As micro-credentials take hold across higher ed, “soft skills” such as communication and creativity are now as central to instruction as are the technical skills taught in these professional pathways.
Take the HVAC micro-pathway offered at Pima Community College in Tucson, Arizona. A repair person going to a home in southern Arizona that has lost air-conditioning in the middle of the summer for 24 hours not only needs to know how to fix the hardware but also should be empathetic to the residents’ discomfort and frustration. “If we’re only training people in technical skills, we’re not giving them the things they need to be good citizens and great workers,” says Ian R. Roark, the college’s vice president of Workforce Development & Strategic Partnerships.
Career navigators lend a hand
The driving force behind the rise of micro-credentials is two-fold. One, they provide paths for professionals and traditional students to add new skills at an accelerated and more affordable pace. Secondly, the digital credentials and badges awarded give employers richer information about the specific skills a student has acquired.
Pima Community College began developing its non-credit FastTrack program in the years prior to the pandemic as industries became more and more automated, which required a growing number of workers to re-skill and upskill, Roark says. The college has since launched several pilots, offering eight- to 12-week micro-credential programs in emergency medical services, information technology and cybersecurity, automotive technology, and four construction trades. Developing intercultural fluency, critical thinking and other “soft skills” account for about 15 to 30 hours of each pathway. Students demonstrate these skills through a combination of reading, research, communications with classmates and a gamified end-of-course summative assessment that requires students to demonstrate these competencies, Roark says.
Students are supported throughout their program by corporate and career navigators who assist with financial aid, ensure they are communicating with faculty if barriers emerge, and smooth transitions into full-credit programs.
“We’ve been asked why launch at such a robust space when credit program are is not supported by state funding,” Roark says. “The answer we really believe this is going to be proof of concept. In addition to quality certificates and degrees we offer, there’s a real need in the community for short-term workforce training.”
Micro-credentials meet the moment
On the other side of the country, the University of New Hampshire is also ramping up its micro-credential programs. Several institutions in the state have partnered with more than 5,000 businesses to enhance training programs for their employees and college students and graduates.

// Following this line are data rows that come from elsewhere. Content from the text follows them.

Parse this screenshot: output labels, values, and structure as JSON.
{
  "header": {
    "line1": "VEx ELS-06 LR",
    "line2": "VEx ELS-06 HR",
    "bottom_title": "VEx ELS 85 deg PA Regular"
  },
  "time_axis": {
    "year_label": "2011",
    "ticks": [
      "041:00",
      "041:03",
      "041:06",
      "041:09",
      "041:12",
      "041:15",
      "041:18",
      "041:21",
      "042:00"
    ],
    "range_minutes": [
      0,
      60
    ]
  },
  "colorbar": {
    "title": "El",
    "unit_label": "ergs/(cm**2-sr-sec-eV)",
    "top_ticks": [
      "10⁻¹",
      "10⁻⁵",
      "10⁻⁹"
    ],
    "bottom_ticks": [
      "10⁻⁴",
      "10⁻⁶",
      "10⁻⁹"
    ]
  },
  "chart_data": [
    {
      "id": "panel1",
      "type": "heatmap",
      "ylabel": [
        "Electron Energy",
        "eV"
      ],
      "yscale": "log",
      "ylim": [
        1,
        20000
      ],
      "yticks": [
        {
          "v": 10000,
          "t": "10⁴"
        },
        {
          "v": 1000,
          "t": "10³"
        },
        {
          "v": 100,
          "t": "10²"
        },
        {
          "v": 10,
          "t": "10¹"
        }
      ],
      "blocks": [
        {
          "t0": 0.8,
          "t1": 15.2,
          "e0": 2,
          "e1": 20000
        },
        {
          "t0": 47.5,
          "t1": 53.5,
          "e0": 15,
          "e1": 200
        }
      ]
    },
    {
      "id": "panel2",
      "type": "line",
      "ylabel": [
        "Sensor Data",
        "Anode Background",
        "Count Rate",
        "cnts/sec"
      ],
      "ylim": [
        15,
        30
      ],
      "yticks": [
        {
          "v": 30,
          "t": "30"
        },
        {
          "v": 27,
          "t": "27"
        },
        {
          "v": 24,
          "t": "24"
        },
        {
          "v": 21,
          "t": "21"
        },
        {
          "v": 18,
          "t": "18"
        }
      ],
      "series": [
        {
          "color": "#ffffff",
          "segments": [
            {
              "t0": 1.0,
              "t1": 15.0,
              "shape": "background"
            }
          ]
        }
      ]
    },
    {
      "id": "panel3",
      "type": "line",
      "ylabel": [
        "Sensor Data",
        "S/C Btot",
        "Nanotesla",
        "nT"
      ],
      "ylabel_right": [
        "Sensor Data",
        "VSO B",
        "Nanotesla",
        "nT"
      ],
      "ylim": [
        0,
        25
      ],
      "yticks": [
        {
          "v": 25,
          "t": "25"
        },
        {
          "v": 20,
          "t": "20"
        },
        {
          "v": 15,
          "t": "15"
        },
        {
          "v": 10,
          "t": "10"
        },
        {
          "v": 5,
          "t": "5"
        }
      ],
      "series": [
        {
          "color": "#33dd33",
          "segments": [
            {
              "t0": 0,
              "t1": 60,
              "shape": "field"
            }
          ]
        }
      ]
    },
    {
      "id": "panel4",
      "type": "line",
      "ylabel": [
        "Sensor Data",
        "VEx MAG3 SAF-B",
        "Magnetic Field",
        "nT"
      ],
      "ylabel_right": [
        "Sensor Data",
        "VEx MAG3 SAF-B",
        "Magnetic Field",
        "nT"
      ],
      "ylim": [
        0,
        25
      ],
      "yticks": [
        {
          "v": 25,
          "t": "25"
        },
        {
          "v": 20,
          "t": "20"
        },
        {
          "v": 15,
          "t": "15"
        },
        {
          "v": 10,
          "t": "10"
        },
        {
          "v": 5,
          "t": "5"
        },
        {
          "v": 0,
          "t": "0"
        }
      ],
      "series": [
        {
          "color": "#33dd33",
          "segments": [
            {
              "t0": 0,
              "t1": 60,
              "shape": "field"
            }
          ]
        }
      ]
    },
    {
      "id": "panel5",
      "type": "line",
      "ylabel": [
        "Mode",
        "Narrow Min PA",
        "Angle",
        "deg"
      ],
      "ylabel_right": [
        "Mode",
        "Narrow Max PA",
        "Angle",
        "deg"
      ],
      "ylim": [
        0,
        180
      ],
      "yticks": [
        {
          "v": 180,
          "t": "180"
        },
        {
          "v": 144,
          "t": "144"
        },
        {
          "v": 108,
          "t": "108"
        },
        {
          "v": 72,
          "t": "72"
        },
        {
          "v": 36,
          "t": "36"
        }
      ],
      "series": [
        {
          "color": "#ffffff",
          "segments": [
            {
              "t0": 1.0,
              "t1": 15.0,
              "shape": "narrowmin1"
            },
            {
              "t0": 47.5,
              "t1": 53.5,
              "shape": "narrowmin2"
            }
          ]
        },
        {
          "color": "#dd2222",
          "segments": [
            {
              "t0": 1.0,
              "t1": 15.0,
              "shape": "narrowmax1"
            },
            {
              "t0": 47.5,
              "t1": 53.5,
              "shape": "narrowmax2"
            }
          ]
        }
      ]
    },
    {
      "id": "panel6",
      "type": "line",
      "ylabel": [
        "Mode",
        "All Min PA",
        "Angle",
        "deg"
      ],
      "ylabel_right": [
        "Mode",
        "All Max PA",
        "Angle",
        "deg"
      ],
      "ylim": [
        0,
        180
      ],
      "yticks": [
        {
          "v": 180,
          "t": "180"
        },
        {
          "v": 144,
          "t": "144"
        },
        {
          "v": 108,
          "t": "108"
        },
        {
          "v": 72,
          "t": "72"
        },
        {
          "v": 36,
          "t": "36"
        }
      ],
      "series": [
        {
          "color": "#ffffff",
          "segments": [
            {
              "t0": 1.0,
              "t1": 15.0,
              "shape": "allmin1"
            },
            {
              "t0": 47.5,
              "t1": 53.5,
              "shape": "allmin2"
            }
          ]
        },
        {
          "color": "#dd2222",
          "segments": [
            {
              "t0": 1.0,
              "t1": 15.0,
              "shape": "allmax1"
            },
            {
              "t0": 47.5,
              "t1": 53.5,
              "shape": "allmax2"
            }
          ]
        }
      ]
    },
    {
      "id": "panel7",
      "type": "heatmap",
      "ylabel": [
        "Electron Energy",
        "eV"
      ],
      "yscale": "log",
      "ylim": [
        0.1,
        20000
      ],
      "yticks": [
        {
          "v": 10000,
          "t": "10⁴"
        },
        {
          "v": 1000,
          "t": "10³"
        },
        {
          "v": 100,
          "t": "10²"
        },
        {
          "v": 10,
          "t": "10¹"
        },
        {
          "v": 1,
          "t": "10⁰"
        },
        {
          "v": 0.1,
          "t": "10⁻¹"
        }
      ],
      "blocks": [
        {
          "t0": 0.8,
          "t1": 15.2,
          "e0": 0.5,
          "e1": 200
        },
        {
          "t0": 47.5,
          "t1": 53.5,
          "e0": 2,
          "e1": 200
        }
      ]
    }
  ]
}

Courses cost as little as $50 and are open to all, regardless of whether they are enrolled in a college or university. UNH now offers 60 micro-credentials in courses that have so far been taken by about 5,000 students, says Ken La Valley, the vice provost of outreach and engagement and director of the university’s extension services. “Nationally, research predicts that a very high percentage of existing employees are going to require some form of upskilling or re-skilling within their own jobs,” La Valley says. “Things as simple as having a different way of doing business such as teaching in an online environment.”
When a student earns a micro-credential in project management, for example, the digital badge or credential provides a more extensive list of competencies a student has gained. Also, the badge can be posted on LinkedIn and digital resumes that can be identified by online recruiters such as Indeed or ZipRecruiter that trawl the internet to match job candidates with employers.
UNH’s micro-credential programs include certification in drone operations, a skill now in demand in a range of fields from search and rescue to real estate. The university’s law school offers micro-credential in the emerging fields of cryptocurrency and online sports betting. “Micro-credentials can be used to empower a person after taking one, two or three classes so they can immediately start setting themselves apart before they finish a graduate certificate,” La Valley says. “It gives them a way to promote themselves.” UNH has also built into its micro-credentials soft skills such as cultural competency to guide students in working with interdisciplinary groups and people from different backgrounds.
Ultimately, micro-credentials are meeting the moment of the pandemic and ‘Great Resignation’ as people reconsider whether they are passionate about their careers and look to change professions or move closer to family. On the other hand, they can be a tool for employers willing to help employers grow their skill sets. “At a time when we’re employee-poor because of so much movement, we have to have a way to identify more quickly the folks who will be great additions,” LaValley says. “These micro-credentials can also be ways of retaining good employees because you’re giving them opportunities to increase their own professional abilities.”